'for' syntax: for (; *ptr; ptr++) ?

Trying to understand a code snippet (below). I think I understand the pointer stuff but I have never seen that 'for' usage before.

What does the ';' mean/do?

thanks!

for (; *ptr; ptr++){
  // do some stuff with *ptr
}

It just means there's a blank initialization; basically, it assumes that ptr has been set previously (prior to the for() loop).

that particualr loop is better coded as:

while (*ptr++)

But; explanation: A for loop consists of three mandatory operands: The initializer, the conditionand the increment.

When the coder simply does ; he explicitly indicates that there are no initialization necessary for this loop. Furthermore the condition is that the value of the cell that ptr currently points to has to be anything but zero, lastly he increments to the next cell in memory.

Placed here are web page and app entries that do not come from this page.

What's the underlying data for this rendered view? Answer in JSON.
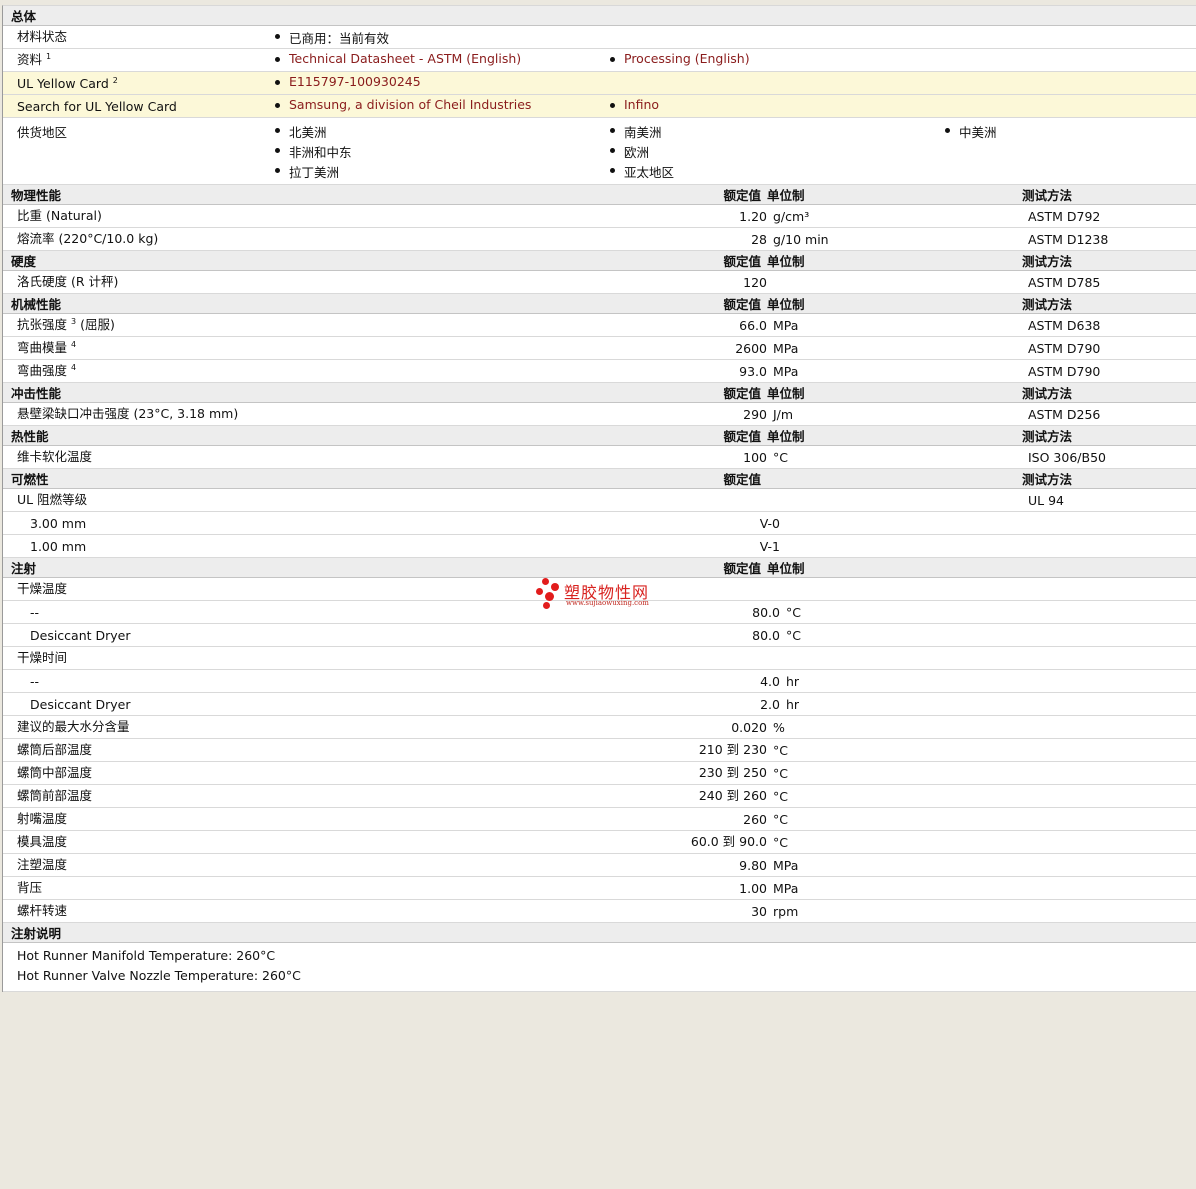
{
  "general": {
    "title": "总体",
    "status_label": "材料状态",
    "status_value": "已商用：当前有效",
    "docs_label": "资料",
    "docs_sup": "1",
    "docs": [
      "Technical Datasheet - ASTM (English)",
      "Processing (English)"
    ],
    "ul_label": "UL Yellow Card",
    "ul_sup": "2",
    "ul_value": "E115797-100930245",
    "search_label": "Search for UL Yellow Card",
    "search_links": [
      "Samsung, a division of Cheil Industries",
      "Infino"
    ],
    "supply_label": "供货地区",
    "supply_col1": [
      "北美洲",
      "非洲和中东",
      "拉丁美洲"
    ],
    "supply_col2": [
      "南美洲",
      "欧洲",
      "亚太地区"
    ],
    "supply_col3": [
      "中美洲"
    ]
  },
  "headers": {
    "nominal": "额定值",
    "unit": "单位制",
    "method": "测试方法"
  },
  "physical": {
    "title": "物理性能",
    "rows": [
      {
        "label": "比重  (Natural)",
        "value": "1.20",
        "unit": "g/cm³",
        "method": "ASTM D792"
      },
      {
        "label": "熔流率  (220°C/10.0 kg)",
        "value": "28",
        "unit": "g/10 min",
        "method": "ASTM D1238"
      }
    ]
  },
  "hardness": {
    "title": "硬度",
    "rows": [
      {
        "label": "洛氏硬度  (R 计秤)",
        "value": "120",
        "unit": "",
        "method": "ASTM D785"
      }
    ]
  },
  "mechanical": {
    "title": "机械性能",
    "rows": [
      {
        "label": "抗张强度",
        "sup": "3",
        "suffix": " (屈服)",
        "value": "66.0",
        "unit": "MPa",
        "method": "ASTM D638"
      },
      {
        "label": "弯曲模量",
        "sup": "4",
        "suffix": "",
        "value": "2600",
        "unit": "MPa",
        "method": "ASTM D790"
      },
      {
        "label": "弯曲强度",
        "sup": "4",
        "suffix": "",
        "value": "93.0",
        "unit": "MPa",
        "method": "ASTM D790"
      }
    ]
  },
  "impact": {
    "title": "冲击性能",
    "rows": [
      {
        "label": "悬壁梁缺口冲击强度  (23°C, 3.18 mm)",
        "value": "290",
        "unit": "J/m",
        "method": "ASTM D256"
      }
    ]
  },
  "thermal": {
    "title": "热性能",
    "rows": [
      {
        "label": "维卡软化温度",
        "value": "100",
        "unit": "°C",
        "method": "ISO 306/B50"
      }
    ]
  },
  "flammability": {
    "title": "可燃性",
    "rating_label": "UL 阻燃等级",
    "rating_method": "UL 94",
    "rows": [
      {
        "label": "3.00 mm",
        "value": "V-0"
      },
      {
        "label": "1.00 mm",
        "value": "V-1"
      }
    ]
  },
  "injection": {
    "title": "注射",
    "drying_temp_label": "干燥温度",
    "drying_temp_rows": [
      {
        "label": "--",
        "value": "80.0",
        "unit": "°C"
      },
      {
        "label": "Desiccant Dryer",
        "value": "80.0",
        "unit": "°C"
      }
    ],
    "drying_time_label": "干燥时间",
    "drying_time_rows": [
      {
        "label": "--",
        "value": "4.0",
        "unit": "hr"
      },
      {
        "label": "Desiccant Dryer",
        "value": "2.0",
        "unit": "hr"
      }
    ],
    "rows": [
      {
        "label": "建议的最大水分含量",
        "value": "0.020",
        "unit": "%"
      },
      {
        "label": "螺筒后部温度",
        "value": "210 到  230",
        "unit": "°C"
      },
      {
        "label": "螺筒中部温度",
        "value": "230 到  250",
        "unit": "°C"
      },
      {
        "label": "螺筒前部温度",
        "value": "240 到  260",
        "unit": "°C"
      },
      {
        "label": "射嘴温度",
        "value": "260",
        "unit": "°C"
      },
      {
        "label": "模具温度",
        "value": "60.0 到  90.0",
        "unit": "°C"
      },
      {
        "label": "注塑温度",
        "value": "9.80",
        "unit": "MPa"
      },
      {
        "label": "背压",
        "value": "1.00",
        "unit": "MPa"
      },
      {
        "label": "螺杆转速",
        "value": "30",
        "unit": "rpm"
      }
    ]
  },
  "injection_notes": {
    "title": "注射说明",
    "lines": [
      "Hot Runner Manifold Temperature: 260°C",
      "Hot Runner Valve Nozzle Temperature: 260°C"
    ]
  },
  "watermark": {
    "cn": "塑胶物性网",
    "en": "www.sujiaowuxing.com",
    "color": "#e21c1c"
  }
}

OK - thanks. Makes sense now.

fwiw - earlier in that code snippet, *ptr is initialized to a null terminated char array - so from your explanation, when it hits \0 (== 0) the loop will end.

@AlphaBeta: if the operations are 'mandatory', how come you can leave all three out?

#define EVER  (;;)
//
//
  for EVER {

}

@AlphaBeta: if the operations are 'mandatory', how come you can leave all three out?

I'm not sure about the "mandatory" part, but creating a four character define to replace four other characters doesn't make too much sense, other than from a "self-documenting" code standpoint, I suppose...?

Also - maybe "mandatory" means you need to have the sections (ie, "(;;)") - just not anything in them (ok, that's a stretch)...

;)

Oh see, your code does not violate my statement. The ; will serve as the initializer. There is still the need for a statement, only you choose to make it empty.

If they were not mandatory you could do:

#define EVER ()
for EVER {
}

But, you can't. Ergo, they are mandatory.

It’s funny, I never quite understood the syntax of the “for” loop, particularly the empty one.
The first two statements are clearly C statements - even if empty, they end with semicolons, but the third…? :-? ;D

that particualr loop is better coded as: while (*ptr++)

No it isn't. The code that examines *ptr in the while block will miss the first element and see the terminating null if you do this.

Andy,

No, the while is correct. The '*ptr++' expression says: take the value of 'ptr', de-reference it to the thing pointed to, THEN increment 'ptr'.

Now if it said, '*++ptr', you would be correct and it wouldn't work the same as the example 'for'.

Regards,

-Mike

The three elements of a ‘for’ are not statements, they are expressions (which may be omitted), separated by semicolons.

Incidentally, the ‘for’ statement is one of the places where the comma operator frequently hangs out. For example:

for (i = 0, j = 0; i_str[i] != '\0' && j_str[j] != '\0'; ++i, ++j)
{
  ...
}

Regards,

-Mike

No, the while is correct. The ‘*ptr++’ expression says: take the value of ‘ptr’, de-reference it to the thing pointed to, THEN increment ‘ptr’.

No Mike, I’m afraid you are wrong - and it’s because of the part of the quote I highlighted. It is this POST TEST increment that carries over into the while block allowing the code to operate on a value not yet tested.

Anyway, enough talk. I never make a statement about code without being able to prove it. Here’s the concrete proof. Run this through your preferred compiler if you don’t believe me.

#include <stdio.h>

const char *data="abc";

main() {
  testFor();
  putchar('\n');
  testWhile();
}

testFor() {
  const char *ptr=data;
      
  for(;*ptr;ptr++)
    printf("%d ",*ptr);
}

testWhile() {
  const char *ptr=data;
      
  while(*ptr++)
    printf("%d ",*ptr);
}

Output (comment annotations added):

$ gcc test.c && ./a.out
97 98 99      // for loop: a,b,c
98 99 0       // while loop: b,c, NULL

Andy,

You are absolutely correct, sir. My apologies for doubting you.

The part I missed was USING the pointer inside the while block. Duh.

Regards,

-Mike